>>>
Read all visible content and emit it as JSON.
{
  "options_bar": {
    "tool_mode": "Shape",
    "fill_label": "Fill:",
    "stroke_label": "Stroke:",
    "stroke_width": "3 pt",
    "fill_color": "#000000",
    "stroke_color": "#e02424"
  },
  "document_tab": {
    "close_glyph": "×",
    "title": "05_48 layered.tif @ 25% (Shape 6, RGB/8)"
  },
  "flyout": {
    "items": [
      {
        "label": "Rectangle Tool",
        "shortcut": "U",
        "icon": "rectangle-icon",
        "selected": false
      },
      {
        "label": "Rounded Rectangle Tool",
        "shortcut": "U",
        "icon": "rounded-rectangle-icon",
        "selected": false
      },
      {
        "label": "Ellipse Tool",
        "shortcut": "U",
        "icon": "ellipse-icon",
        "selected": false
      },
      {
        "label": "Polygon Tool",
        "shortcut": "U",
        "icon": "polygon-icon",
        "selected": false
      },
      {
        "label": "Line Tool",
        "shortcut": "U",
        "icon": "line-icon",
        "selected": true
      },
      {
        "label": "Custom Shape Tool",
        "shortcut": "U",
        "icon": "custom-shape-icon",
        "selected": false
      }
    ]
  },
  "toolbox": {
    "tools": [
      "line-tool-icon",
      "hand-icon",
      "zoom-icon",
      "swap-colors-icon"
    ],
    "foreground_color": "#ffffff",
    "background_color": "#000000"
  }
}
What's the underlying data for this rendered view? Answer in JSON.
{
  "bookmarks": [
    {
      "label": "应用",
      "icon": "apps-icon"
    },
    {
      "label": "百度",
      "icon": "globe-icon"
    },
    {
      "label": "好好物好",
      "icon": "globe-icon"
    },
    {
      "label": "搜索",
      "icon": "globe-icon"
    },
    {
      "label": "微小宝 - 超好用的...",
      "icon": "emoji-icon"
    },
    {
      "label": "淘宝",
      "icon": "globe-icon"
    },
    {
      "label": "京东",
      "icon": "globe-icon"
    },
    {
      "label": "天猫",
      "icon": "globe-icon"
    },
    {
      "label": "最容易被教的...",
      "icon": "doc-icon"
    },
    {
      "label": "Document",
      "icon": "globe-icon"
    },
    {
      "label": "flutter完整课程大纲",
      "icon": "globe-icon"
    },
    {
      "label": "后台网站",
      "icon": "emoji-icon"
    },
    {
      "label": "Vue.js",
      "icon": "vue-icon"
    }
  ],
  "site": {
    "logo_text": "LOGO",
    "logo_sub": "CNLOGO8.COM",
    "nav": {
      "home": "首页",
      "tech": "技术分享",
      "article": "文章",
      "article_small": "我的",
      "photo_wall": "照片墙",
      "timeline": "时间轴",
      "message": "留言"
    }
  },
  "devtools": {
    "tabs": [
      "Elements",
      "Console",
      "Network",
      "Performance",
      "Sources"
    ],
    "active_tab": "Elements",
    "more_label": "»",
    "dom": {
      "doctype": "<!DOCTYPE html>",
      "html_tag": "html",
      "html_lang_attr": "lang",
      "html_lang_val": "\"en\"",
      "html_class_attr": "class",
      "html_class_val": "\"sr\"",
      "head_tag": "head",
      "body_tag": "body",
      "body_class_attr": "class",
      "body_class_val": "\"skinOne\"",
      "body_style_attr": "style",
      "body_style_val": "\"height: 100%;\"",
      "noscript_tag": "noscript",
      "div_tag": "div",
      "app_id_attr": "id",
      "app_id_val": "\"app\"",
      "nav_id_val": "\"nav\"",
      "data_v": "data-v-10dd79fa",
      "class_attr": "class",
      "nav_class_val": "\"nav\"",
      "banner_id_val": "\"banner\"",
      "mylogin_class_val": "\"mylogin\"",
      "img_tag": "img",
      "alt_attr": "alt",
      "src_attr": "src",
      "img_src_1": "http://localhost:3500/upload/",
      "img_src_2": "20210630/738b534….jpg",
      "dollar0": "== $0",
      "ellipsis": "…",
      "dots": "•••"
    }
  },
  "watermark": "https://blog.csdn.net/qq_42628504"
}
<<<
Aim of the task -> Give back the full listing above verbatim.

Reply to the task ->
Read all visible content and emit it as JSON.
{
  "options_bar": {
    "tool_mode": "Shape",
    "fill_label": "Fill:",
    "stroke_label": "Stroke:",
    "stroke_width": "3 pt",
    "fill_color": "#000000",
    "stroke_color": "#e02424"
  },
  "document_tab": {
    "close_glyph": "×",
    "title": "05_48 layered.tif @ 25% (Shape 6, RGB/8)"
  },
  "flyout": {
    "items": [
      {
        "label": "Rectangle Tool",
        "shortcut": "U",
        "icon": "rectangle-icon",
        "selected": false
      },
      {
        "label": "Rounded Rectangle Tool",
        "shortcut": "U",
        "icon": "rounded-rectangle-icon",
        "selected": false
      },
      {
        "label": "Ellipse Tool",
        "shortcut": "U",
        "icon": "ellipse-icon",
        "selected": false
      },
      {
        "label": "Polygon Tool",
        "shortcut": "U",
        "icon": "polygon-icon",
        "selected": false
      },
      {
        "label": "Line Tool",
        "shortcut": "U",
        "icon": "line-icon",
        "selected": true
      },
      {
        "label": "Custom Shape Tool",
        "shortcut": "U",
        "icon": "custom-shape-icon",
        "selected": false
      }
    ]
  },
  "toolbox": {
    "tools": [
      "line-tool-icon",
      "hand-icon",
      "zoom-icon",
      "swap-colors-icon"
    ],
    "foreground_color": "#ffffff",
    "background_color": "#000000"
  }
}
What's the underlying data for this rendered view? Answer in JSON.
{
  "bookmarks": [
    {
      "label": "应用",
      "icon": "apps-icon"
    },
    {
      "label": "百度",
      "icon": "globe-icon"
    },
    {
      "label": "好好物好",
      "icon": "globe-icon"
    },
    {
      "label": "搜索",
      "icon": "globe-icon"
    },
    {
      "label": "微小宝 - 超好用的...",
      "icon": "emoji-icon"
    },
    {
      "label": "淘宝",
      "icon": "globe-icon"
    },
    {
      "label": "京东",
      "icon": "globe-icon"
    },
    {
      "label": "天猫",
      "icon": "globe-icon"
    },
    {
      "label": "最容易被教的...",
      "icon": "doc-icon"
    },
    {
      "label": "Document",
      "icon": "globe-icon"
    },
    {
      "label": "flutter完整课程大纲",
      "icon": "globe-icon"
    },
    {
      "label": "后台网站",
      "icon": "emoji-icon"
    },
    {
      "label": "Vue.js",
      "icon": "vue-icon"
    }
  ],
  "site": {
    "logo_text": "LOGO",
    "logo_sub": "CNLOGO8.COM",
    "nav": {
      "home": "首页",
      "tech": "技术分享",
      "article": "文章",
      "article_small": "我的",
      "photo_wall": "照片墙",
      "timeline": "时间轴",
      "message": "留言"
    }
  },
  "devtools": {
    "tabs": [
      "Elements",
      "Console",
      "Network",
      "Performance",
      "Sources"
    ],
    "active_tab": "Elements",
    "more_label": "»",
    "dom": {
      "doctype": "<!DOCTYPE html>",
      "html_tag": "html",
      "html_lang_attr": "lang",
      "html_lang_val": "\"en\"",
      "html_class_attr": "class",
      "html_class_val": "\"sr\"",
      "head_tag": "head",
      "body_tag": "body",
      "body_class_attr": "class",
      "body_class_val": "\"skinOne\"",
      "body_style_attr": "style",
      "body_style_val": "\"height: 100%;\"",
      "noscript_tag": "noscript",
      "div_tag": "div",
      "app_id_attr": "id",
      "app_id_val": "\"app\"",
      "nav_id_val": "\"nav\"",
      "data_v": "data-v-10dd79fa",
      "class_attr": "class",
      "nav_class_val": "\"nav\"",
      "banner_id_val": "\"banner\"",
      "mylogin_class_val": "\"mylogin\"",
      "img_tag": "img",
      "alt_attr": "alt",
      "src_attr": "src",
      "img_src_1": "http://localhost:3500/upload/",
      "img_src_2": "20210630/738b534….jpg",
      "dollar0": "== $0",
      "ellipsis": "…",
      "dots": "•••"
    }
  },
  "watermark": "https://blog.csdn.net/qq_42628504"
}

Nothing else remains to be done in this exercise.